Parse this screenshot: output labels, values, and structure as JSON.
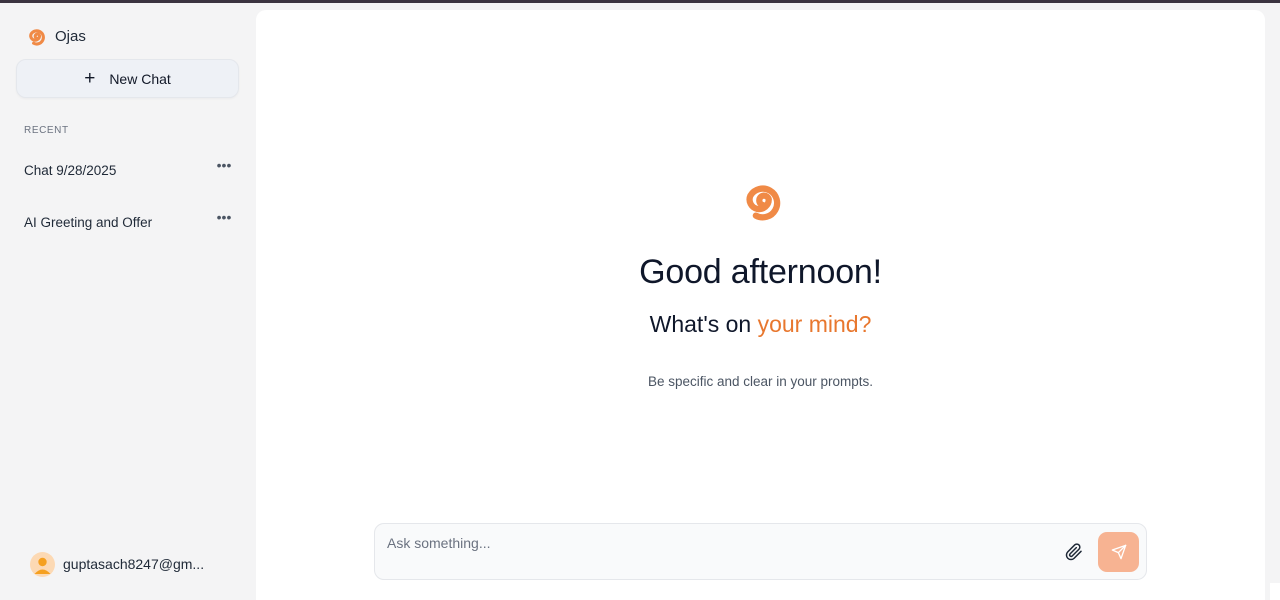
{
  "app": {
    "name": "Ojas",
    "brand_color": "#e8772e"
  },
  "sidebar": {
    "new_chat_label": "New Chat",
    "recent_heading": "RECENT",
    "chats": [
      {
        "title": "Chat 9/28/2025",
        "menu_icon": "more-horizontal-icon"
      },
      {
        "title": "AI Greeting and Offer",
        "menu_icon": "more-horizontal-icon"
      }
    ],
    "user": {
      "email": "guptasach8247@gm...",
      "avatar_icon": "user-avatar-icon"
    }
  },
  "main": {
    "greeting": "Good afternoon!",
    "subtitle_prefix": "What's on ",
    "subtitle_accent": "your mind?",
    "hint": "Be specific and clear in your prompts."
  },
  "composer": {
    "placeholder": "Ask something...",
    "value": "",
    "attach_icon": "paperclip-icon",
    "send_icon": "send-icon"
  },
  "colors": {
    "accent": "#e8772e",
    "send_button": "#f7b392",
    "sidebar_bg": "#f4f4f5",
    "main_bg": "#ffffff"
  }
}
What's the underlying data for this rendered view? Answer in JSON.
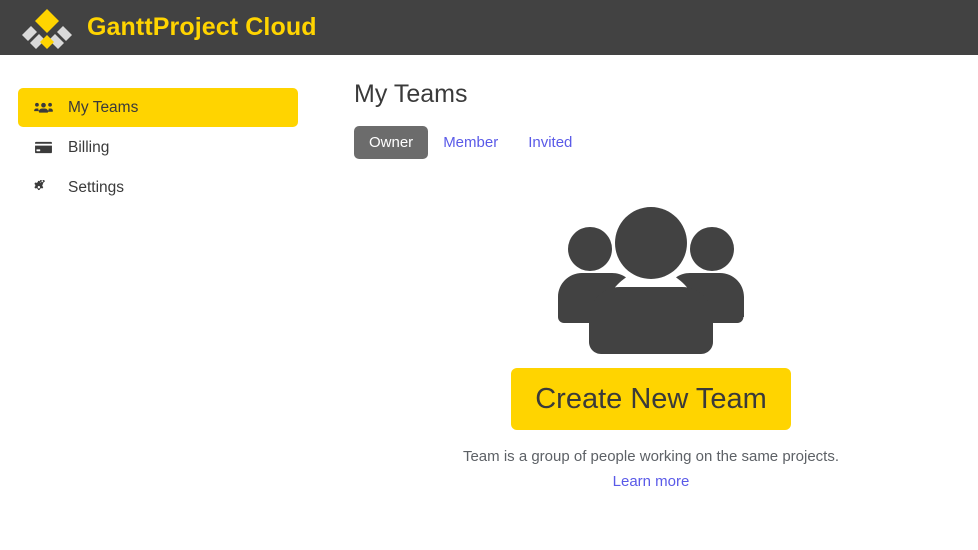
{
  "header": {
    "title": "GanttProject Cloud",
    "logo_icon": "ganttproject-diamond-logo",
    "background_color": "#424242",
    "title_color": "#FFD400"
  },
  "sidebar": {
    "items": [
      {
        "label": "My Teams",
        "icon": "users-icon",
        "active": true
      },
      {
        "label": "Billing",
        "icon": "credit-card-icon",
        "active": false
      },
      {
        "label": "Settings",
        "icon": "cogs-icon",
        "active": false
      }
    ],
    "active_background_color": "#FFD400"
  },
  "main": {
    "page_title": "My Teams",
    "tabs": [
      {
        "label": "Owner",
        "active": true
      },
      {
        "label": "Member",
        "active": false
      },
      {
        "label": "Invited",
        "active": false
      }
    ],
    "active_tab_background_color": "#6c6c6c",
    "link_color": "#5a5ae8",
    "empty_state": {
      "icon": "users-group-icon",
      "icon_color": "#424242",
      "create_button_label": "Create New Team",
      "create_button_color": "#FFD400",
      "caption": "Team is a group of people working on the same projects.",
      "learn_more_label": "Learn more"
    }
  }
}
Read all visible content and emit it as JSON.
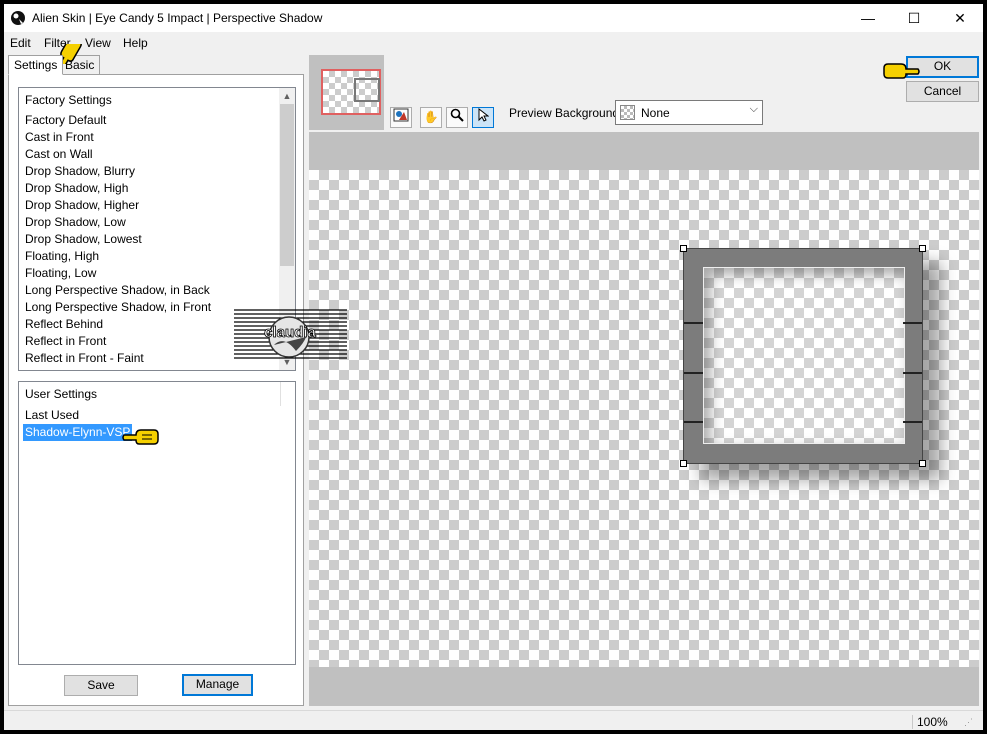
{
  "window": {
    "title": "Alien Skin | Eye Candy 5 Impact | Perspective Shadow",
    "minimize": "—",
    "maximize": "☐",
    "close": "✕"
  },
  "menu": [
    "Edit",
    "Filter",
    "View",
    "Help"
  ],
  "tabs": [
    "Settings",
    "Basic"
  ],
  "factory": {
    "header": "Factory Settings",
    "items": [
      "Factory Default",
      "Cast in Front",
      "Cast on Wall",
      "Drop Shadow, Blurry",
      "Drop Shadow, High",
      "Drop Shadow, Higher",
      "Drop Shadow, Low",
      "Drop Shadow, Lowest",
      "Floating, High",
      "Floating, Low",
      "Long Perspective Shadow, in Back",
      "Long Perspective Shadow, in Front",
      "Reflect Behind",
      "Reflect in Front",
      "Reflect in Front - Faint"
    ]
  },
  "user": {
    "header": "User Settings",
    "items": [
      "Last Used",
      "Shadow-Elynn-VSP"
    ]
  },
  "buttons": {
    "save": "Save",
    "manage": "Manage",
    "ok": "OK",
    "cancel": "Cancel"
  },
  "preview": {
    "bg_label": "Preview Background:",
    "bg_value": "None"
  },
  "status": {
    "zoom": "100%"
  },
  "watermark": {
    "text": "claudia"
  },
  "colors": {
    "accent": "#0078d7",
    "selection": "#3399ff",
    "frame": "#7c7c7c",
    "pointer": "#f5d000"
  },
  "icons": [
    "app-icon",
    "preview-tool-icon",
    "hand-icon",
    "zoom-icon",
    "pointer-arrow-icon",
    "dropdown-arrow-icon",
    "scroll-up-icon",
    "scroll-down-icon",
    "hand-pointer-icon"
  ]
}
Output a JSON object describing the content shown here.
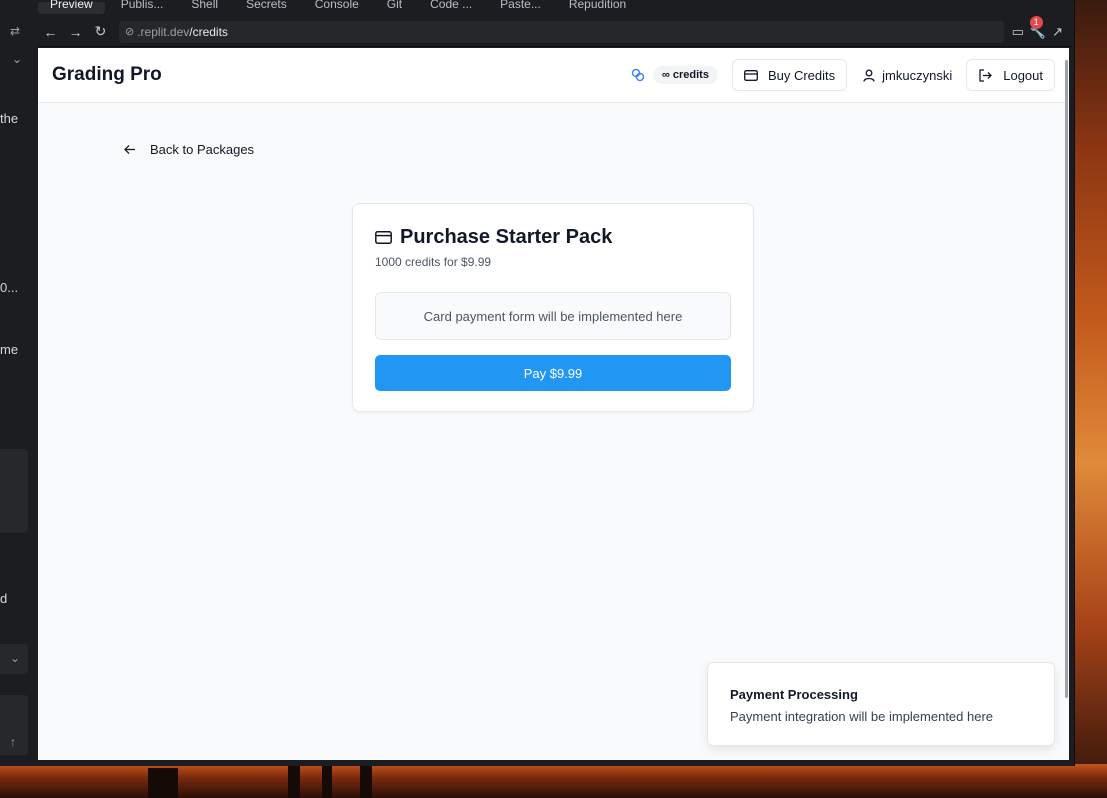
{
  "ide": {
    "tabs": [
      "Preview",
      "Publis...",
      "Shell",
      "Secrets",
      "Console",
      "Git",
      "Code ...",
      "Paste...",
      "Repudition"
    ],
    "left_panel": {
      "snippets": [
        "the",
        "0...",
        "me",
        "d"
      ]
    },
    "url": {
      "domain": ".replit.dev",
      "path": "/credits"
    },
    "notification_count": "1"
  },
  "app": {
    "brand": "Grading Pro",
    "credits_label": "∞ credits",
    "buy_credits_label": "Buy Credits",
    "username": "jmkuczynski",
    "logout_label": "Logout",
    "back_label": "Back to Packages",
    "card": {
      "title": "Purchase Starter Pack",
      "subtitle": "1000 credits for $9.99",
      "placeholder": "Card payment form will be implemented here",
      "pay_label": "Pay $9.99"
    },
    "toast": {
      "title": "Payment Processing",
      "description": "Payment integration will be implemented here"
    }
  },
  "colors": {
    "accent": "#2196f3",
    "badge": "#e5484d"
  },
  "icons": [
    "link-icon",
    "back-arrow-icon",
    "forward-arrow-icon",
    "reload-icon",
    "coins-icon",
    "credit-card-icon",
    "user-icon",
    "logout-icon",
    "arrow-left-icon",
    "chevron-down-icon",
    "arrow-up-icon",
    "devices-icon",
    "wrench-icon",
    "external-link-icon"
  ]
}
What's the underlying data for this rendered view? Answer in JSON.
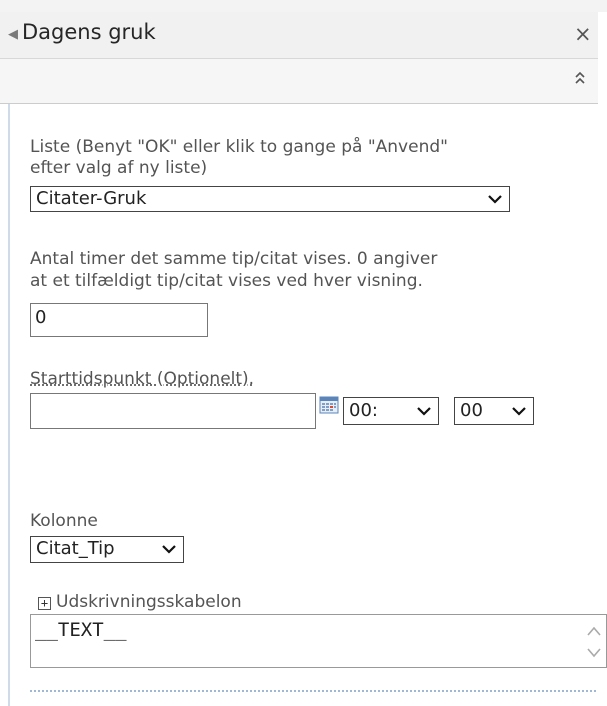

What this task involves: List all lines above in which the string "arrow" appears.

Problem solution:
    "pointer-arrow-icon",
    "dropdown-arrow-icon",
    "back-arrow-icon",
    "forward-arrow-icon",
    "arrow-left-icon",
    "arrow-up-icon",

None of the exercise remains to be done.